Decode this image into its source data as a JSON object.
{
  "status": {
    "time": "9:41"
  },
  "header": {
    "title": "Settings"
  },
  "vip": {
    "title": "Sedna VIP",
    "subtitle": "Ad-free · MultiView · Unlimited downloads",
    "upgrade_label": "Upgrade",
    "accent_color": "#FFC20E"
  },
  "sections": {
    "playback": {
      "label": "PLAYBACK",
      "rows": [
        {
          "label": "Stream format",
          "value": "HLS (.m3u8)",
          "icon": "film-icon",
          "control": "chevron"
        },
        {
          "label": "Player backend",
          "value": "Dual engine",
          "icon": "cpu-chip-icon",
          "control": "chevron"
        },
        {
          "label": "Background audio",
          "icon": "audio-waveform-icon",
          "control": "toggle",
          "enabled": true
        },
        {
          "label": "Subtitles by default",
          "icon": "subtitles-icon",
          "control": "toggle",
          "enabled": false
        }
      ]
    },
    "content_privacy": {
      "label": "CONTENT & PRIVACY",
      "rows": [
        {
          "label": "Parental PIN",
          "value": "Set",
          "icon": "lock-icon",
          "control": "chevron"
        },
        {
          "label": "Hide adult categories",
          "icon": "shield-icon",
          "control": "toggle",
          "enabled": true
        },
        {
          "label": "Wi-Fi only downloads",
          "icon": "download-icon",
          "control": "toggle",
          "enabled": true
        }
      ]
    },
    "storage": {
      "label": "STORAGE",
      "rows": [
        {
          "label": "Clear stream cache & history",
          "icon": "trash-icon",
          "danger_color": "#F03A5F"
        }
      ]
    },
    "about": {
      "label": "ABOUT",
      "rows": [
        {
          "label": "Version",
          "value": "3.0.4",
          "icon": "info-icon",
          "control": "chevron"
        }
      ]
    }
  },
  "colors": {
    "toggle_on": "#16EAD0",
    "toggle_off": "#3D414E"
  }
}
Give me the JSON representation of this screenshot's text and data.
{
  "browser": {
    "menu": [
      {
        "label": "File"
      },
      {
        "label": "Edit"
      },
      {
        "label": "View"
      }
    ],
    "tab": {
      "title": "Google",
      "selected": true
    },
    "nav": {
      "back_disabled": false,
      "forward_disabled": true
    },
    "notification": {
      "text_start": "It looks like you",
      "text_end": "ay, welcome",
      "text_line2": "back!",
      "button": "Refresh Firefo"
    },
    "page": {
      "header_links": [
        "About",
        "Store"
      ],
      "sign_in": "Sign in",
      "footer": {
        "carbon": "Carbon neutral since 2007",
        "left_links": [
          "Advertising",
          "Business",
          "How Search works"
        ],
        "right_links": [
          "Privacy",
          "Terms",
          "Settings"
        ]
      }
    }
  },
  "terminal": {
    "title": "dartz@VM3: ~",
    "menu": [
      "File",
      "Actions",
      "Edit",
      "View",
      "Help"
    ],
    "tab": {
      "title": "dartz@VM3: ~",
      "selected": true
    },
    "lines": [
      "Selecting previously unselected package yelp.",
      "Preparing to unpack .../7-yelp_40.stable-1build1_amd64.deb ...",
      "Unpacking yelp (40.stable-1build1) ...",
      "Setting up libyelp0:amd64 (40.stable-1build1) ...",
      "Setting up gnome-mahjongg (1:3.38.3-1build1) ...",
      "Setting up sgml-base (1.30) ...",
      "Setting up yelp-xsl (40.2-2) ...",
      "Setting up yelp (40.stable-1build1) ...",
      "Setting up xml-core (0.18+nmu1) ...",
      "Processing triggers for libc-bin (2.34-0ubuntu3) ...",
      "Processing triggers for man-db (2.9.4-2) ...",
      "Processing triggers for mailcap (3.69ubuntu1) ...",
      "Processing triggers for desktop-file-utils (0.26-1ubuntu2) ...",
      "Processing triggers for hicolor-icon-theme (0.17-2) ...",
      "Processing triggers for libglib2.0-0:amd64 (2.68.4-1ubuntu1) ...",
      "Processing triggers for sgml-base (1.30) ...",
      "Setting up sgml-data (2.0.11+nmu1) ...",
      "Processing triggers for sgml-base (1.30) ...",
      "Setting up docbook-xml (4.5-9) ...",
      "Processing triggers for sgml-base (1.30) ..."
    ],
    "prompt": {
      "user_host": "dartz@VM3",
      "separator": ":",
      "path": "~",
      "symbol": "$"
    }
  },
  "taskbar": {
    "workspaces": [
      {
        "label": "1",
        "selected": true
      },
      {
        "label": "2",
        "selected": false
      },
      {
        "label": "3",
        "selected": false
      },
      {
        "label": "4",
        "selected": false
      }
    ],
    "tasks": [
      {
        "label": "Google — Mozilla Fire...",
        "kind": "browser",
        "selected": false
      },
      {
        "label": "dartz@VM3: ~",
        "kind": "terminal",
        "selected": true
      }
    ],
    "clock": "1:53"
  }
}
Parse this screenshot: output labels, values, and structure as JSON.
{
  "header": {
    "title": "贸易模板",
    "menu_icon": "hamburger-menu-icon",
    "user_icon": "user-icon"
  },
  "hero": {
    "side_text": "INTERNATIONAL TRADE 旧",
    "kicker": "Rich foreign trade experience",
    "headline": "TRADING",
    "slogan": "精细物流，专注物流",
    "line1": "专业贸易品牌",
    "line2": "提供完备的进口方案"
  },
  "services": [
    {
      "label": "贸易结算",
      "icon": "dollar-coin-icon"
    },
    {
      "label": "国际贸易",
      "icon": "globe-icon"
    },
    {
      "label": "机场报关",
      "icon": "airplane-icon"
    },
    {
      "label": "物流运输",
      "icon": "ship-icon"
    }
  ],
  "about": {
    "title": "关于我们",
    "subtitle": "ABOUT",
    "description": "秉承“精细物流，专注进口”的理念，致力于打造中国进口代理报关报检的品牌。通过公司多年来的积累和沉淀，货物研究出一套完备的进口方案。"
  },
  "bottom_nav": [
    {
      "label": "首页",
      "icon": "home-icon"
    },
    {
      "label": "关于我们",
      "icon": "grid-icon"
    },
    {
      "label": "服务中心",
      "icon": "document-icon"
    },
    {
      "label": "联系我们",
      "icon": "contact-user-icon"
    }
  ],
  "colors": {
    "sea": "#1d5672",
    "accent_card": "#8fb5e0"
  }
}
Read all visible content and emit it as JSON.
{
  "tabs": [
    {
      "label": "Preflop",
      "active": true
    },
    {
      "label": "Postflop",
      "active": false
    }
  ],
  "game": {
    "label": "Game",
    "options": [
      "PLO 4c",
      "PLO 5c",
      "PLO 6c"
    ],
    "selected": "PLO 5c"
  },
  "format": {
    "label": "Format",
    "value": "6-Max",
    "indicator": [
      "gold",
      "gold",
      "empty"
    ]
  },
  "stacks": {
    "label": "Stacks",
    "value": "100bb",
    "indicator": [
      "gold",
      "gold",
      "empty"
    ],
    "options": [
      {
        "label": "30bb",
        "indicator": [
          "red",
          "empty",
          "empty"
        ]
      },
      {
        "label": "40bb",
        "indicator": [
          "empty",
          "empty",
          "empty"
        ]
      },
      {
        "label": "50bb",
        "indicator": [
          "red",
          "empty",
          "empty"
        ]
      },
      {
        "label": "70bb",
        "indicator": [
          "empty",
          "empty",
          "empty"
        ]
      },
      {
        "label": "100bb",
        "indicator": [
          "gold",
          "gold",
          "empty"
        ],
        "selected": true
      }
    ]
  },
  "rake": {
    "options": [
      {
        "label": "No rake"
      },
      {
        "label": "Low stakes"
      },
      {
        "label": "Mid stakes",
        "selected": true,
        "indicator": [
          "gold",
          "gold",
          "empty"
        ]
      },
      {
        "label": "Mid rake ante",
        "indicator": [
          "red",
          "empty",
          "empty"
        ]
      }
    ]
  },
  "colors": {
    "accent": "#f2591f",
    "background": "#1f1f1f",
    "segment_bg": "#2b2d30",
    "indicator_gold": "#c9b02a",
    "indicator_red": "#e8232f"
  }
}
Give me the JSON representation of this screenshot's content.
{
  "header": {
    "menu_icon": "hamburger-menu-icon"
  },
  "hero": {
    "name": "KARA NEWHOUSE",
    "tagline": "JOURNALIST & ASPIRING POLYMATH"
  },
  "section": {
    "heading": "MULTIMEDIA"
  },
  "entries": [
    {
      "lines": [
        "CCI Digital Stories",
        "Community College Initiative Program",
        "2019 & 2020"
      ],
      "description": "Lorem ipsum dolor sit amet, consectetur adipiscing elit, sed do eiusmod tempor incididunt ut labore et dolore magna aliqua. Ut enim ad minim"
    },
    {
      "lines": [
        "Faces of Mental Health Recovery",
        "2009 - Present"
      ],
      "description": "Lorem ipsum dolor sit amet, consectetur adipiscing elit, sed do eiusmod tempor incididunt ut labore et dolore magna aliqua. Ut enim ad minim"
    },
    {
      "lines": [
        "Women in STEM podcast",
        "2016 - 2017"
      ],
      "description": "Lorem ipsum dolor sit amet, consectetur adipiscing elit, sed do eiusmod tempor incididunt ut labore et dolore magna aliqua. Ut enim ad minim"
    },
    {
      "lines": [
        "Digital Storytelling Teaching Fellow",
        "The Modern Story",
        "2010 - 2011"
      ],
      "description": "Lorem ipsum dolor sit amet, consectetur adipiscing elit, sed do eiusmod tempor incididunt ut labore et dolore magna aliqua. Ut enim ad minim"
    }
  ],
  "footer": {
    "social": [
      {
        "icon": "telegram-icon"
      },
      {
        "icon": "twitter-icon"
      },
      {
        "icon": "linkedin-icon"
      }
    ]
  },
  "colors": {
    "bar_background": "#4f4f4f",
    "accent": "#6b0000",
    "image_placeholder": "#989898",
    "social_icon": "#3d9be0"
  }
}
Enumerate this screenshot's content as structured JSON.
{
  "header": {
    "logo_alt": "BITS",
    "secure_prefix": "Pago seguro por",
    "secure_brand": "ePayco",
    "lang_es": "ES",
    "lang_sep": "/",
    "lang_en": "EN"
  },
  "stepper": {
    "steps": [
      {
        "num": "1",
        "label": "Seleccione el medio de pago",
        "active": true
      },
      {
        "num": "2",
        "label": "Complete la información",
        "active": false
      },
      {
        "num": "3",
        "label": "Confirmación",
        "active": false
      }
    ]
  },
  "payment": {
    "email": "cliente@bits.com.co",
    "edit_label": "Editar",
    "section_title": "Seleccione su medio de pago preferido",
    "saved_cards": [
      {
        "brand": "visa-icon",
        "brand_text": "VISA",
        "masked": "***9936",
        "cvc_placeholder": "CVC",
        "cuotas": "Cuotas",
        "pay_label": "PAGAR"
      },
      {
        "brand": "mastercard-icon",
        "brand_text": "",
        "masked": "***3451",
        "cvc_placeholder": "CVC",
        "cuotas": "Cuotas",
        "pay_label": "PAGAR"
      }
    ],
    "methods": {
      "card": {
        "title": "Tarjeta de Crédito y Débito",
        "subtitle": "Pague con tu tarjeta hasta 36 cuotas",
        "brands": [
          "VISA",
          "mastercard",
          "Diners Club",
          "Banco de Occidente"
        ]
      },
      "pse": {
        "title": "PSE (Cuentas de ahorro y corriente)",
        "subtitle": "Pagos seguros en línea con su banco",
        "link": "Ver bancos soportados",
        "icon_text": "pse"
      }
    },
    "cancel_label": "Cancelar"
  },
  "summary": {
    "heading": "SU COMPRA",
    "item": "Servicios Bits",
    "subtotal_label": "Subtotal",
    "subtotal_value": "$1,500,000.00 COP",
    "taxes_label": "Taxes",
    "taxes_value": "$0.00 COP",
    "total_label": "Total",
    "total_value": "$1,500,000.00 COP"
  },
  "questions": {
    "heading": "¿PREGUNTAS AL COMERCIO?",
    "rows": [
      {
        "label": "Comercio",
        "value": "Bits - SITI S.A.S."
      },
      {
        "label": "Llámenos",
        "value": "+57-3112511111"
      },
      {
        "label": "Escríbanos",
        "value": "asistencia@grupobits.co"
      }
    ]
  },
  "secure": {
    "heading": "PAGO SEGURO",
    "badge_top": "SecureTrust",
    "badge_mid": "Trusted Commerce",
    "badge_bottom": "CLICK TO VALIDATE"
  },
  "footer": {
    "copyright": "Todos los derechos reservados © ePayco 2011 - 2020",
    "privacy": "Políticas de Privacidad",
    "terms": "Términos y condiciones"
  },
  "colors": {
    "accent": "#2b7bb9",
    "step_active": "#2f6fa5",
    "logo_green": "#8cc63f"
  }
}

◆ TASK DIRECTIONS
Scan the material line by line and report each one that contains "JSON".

◆ RESULT
Decode this image into its source data as a JSON object.
Give me the JSON representation of this screenshot's text and data.
Parse this screenshot: output labels, values, and structure as JSON.
Read all visible content and emit it as JSON.
Give me the JSON representation of this screenshot's content.
Enumerate this screenshot's content as structured JSON.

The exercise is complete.